---- Data supplied

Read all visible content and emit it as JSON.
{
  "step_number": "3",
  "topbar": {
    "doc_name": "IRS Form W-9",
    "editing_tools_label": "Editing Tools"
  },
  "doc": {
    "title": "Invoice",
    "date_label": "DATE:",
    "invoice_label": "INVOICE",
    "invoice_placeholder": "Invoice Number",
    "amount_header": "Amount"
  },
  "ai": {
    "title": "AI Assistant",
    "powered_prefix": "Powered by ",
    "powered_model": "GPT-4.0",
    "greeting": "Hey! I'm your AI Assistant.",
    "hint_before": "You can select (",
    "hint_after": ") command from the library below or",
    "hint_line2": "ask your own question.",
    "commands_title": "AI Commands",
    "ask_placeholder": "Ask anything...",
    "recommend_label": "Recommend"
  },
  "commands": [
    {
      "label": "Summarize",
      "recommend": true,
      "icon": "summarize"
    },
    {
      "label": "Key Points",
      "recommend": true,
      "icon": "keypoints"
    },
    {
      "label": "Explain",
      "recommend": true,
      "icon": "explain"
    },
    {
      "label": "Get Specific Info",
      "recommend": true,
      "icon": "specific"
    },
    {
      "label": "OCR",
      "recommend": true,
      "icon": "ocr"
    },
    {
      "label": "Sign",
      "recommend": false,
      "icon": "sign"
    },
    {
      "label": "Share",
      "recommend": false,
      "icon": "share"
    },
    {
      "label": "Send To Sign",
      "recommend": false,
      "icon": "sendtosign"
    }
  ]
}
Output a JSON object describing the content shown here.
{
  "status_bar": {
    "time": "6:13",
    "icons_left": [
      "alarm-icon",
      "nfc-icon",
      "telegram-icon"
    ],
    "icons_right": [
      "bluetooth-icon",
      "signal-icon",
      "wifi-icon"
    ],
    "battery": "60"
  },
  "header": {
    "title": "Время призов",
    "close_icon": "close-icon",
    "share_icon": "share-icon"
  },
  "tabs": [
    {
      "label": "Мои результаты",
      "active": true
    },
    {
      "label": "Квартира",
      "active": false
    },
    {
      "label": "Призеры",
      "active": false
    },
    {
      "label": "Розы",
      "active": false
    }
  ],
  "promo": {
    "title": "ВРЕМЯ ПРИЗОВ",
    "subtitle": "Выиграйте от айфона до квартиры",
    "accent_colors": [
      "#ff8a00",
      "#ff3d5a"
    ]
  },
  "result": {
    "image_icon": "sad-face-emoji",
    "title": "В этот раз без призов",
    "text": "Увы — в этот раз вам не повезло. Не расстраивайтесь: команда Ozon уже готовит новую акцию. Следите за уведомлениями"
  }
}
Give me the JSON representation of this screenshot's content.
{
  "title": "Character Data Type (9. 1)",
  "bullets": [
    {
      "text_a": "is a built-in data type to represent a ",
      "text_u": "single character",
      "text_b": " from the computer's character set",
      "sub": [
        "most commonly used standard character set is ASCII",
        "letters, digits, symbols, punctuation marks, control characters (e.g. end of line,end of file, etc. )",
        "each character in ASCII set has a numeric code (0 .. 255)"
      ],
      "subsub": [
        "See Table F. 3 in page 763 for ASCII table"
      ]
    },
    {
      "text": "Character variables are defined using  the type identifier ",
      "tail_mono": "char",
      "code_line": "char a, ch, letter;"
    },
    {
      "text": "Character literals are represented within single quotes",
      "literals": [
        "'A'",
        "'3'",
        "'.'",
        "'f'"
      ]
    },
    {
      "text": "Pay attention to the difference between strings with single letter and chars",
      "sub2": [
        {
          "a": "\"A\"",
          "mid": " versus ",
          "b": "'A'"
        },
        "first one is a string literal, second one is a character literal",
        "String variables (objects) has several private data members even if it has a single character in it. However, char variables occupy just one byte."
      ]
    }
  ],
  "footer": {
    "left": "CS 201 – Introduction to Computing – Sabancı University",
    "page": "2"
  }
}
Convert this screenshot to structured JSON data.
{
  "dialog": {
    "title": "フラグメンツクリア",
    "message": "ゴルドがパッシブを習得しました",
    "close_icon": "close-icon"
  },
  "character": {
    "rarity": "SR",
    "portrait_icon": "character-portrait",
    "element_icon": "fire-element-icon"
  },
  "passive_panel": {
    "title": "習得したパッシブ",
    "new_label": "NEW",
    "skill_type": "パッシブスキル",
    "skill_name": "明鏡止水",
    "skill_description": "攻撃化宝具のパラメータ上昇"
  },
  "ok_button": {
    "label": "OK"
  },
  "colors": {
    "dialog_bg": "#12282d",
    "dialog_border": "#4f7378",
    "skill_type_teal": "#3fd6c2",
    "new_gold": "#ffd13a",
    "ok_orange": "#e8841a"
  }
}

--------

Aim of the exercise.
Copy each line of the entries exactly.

Answer for the task.
Read all visible content and emit it as JSON.
{
  "step_number": "3",
  "topbar": {
    "doc_name": "IRS Form W-9",
    "editing_tools_label": "Editing Tools"
  },
  "doc": {
    "title": "Invoice",
    "date_label": "DATE:",
    "invoice_label": "INVOICE",
    "invoice_placeholder": "Invoice Number",
    "amount_header": "Amount"
  },
  "ai": {
    "title": "AI Assistant",
    "powered_prefix": "Powered by ",
    "powered_model": "GPT-4.0",
    "greeting": "Hey! I'm your AI Assistant.",
    "hint_before": "You can select (",
    "hint_after": ") command from the library below or",
    "hint_line2": "ask your own question.",
    "commands_title": "AI Commands",
    "ask_placeholder": "Ask anything...",
    "recommend_label": "Recommend"
  },
  "commands": [
    {
      "label": "Summarize",
      "recommend": true,
      "icon": "summarize"
    },
    {
      "label": "Key Points",
      "recommend": true,
      "icon": "keypoints"
    },
    {
      "label": "Explain",
      "recommend": true,
      "icon": "explain"
    },
    {
      "label": "Get Specific Info",
      "recommend": true,
      "icon": "specific"
    },
    {
      "label": "OCR",
      "recommend": true,
      "icon": "ocr"
    },
    {
      "label": "Sign",
      "recommend": false,
      "icon": "sign"
    },
    {
      "label": "Share",
      "recommend": false,
      "icon": "share"
    },
    {
      "label": "Send To Sign",
      "recommend": false,
      "icon": "sendtosign"
    }
  ]
}
Output a JSON object describing the content shown here.
{
  "status_bar": {
    "time": "6:13",
    "icons_left": [
      "alarm-icon",
      "nfc-icon",
      "telegram-icon"
    ],
    "icons_right": [
      "bluetooth-icon",
      "signal-icon",
      "wifi-icon"
    ],
    "battery": "60"
  },
  "header": {
    "title": "Время призов",
    "close_icon": "close-icon",
    "share_icon": "share-icon"
  },
  "tabs": [
    {
      "label": "Мои результаты",
      "active": true
    },
    {
      "label": "Квартира",
      "active": false
    },
    {
      "label": "Призеры",
      "active": false
    },
    {
      "label": "Розы",
      "active": false
    }
  ],
  "promo": {
    "title": "ВРЕМЯ ПРИЗОВ",
    "subtitle": "Выиграйте от айфона до квартиры",
    "accent_colors": [
      "#ff8a00",
      "#ff3d5a"
    ]
  },
  "result": {
    "image_icon": "sad-face-emoji",
    "title": "В этот раз без призов",
    "text": "Увы — в этот раз вам не повезло. Не расстраивайтесь: команда Ozon уже готовит новую акцию. Следите за уведомлениями"
  }
}
Give me the JSON representation of this screenshot's content.
{
  "title": "Character Data Type (9. 1)",
  "bullets": [
    {
      "text_a": "is a built-in data type to represent a ",
      "text_u": "single character",
      "text_b": " from the computer's character set",
      "sub": [
        "most commonly used standard character set is ASCII",
        "letters, digits, symbols, punctuation marks, control characters (e.g. end of line,end of file, etc. )",
        "each character in ASCII set has a numeric code (0 .. 255)"
      ],
      "subsub": [
        "See Table F. 3 in page 763 for ASCII table"
      ]
    },
    {
      "text": "Character variables are defined using  the type identifier ",
      "tail_mono": "char",
      "code_line": "char a, ch, letter;"
    },
    {
      "text": "Character literals are represented within single quotes",
      "literals": [
        "'A'",
        "'3'",
        "'.'",
        "'f'"
      ]
    },
    {
      "text": "Pay attention to the difference between strings with single letter and chars",
      "sub2": [
        {
          "a": "\"A\"",
          "mid": " versus ",
          "b": "'A'"
        },
        "first one is a string literal, second one is a character literal",
        "String variables (objects) has several private data members even if it has a single character in it. However, char variables occupy just one byte."
      ]
    }
  ],
  "footer": {
    "left": "CS 201 – Introduction to Computing – Sabancı University",
    "page": "2"
  }
}
Convert this screenshot to structured JSON data.
{
  "dialog": {
    "title": "フラグメンツクリア",
    "message": "ゴルドがパッシブを習得しました",
    "close_icon": "close-icon"
  },
  "character": {
    "rarity": "SR",
    "portrait_icon": "character-portrait",
    "element_icon": "fire-element-icon"
  },
  "passive_panel": {
    "title": "習得したパッシブ",
    "new_label": "NEW",
    "skill_type": "パッシブスキル",
    "skill_name": "明鏡止水",
    "skill_description": "攻撃化宝具のパラメータ上昇"
  },
  "ok_button": {
    "label": "OK"
  },
  "colors": {
    "dialog_bg": "#12282d",
    "dialog_border": "#4f7378",
    "skill_type_teal": "#3fd6c2",
    "new_gold": "#ffd13a",
    "ok_orange": "#e8841a"
  }
}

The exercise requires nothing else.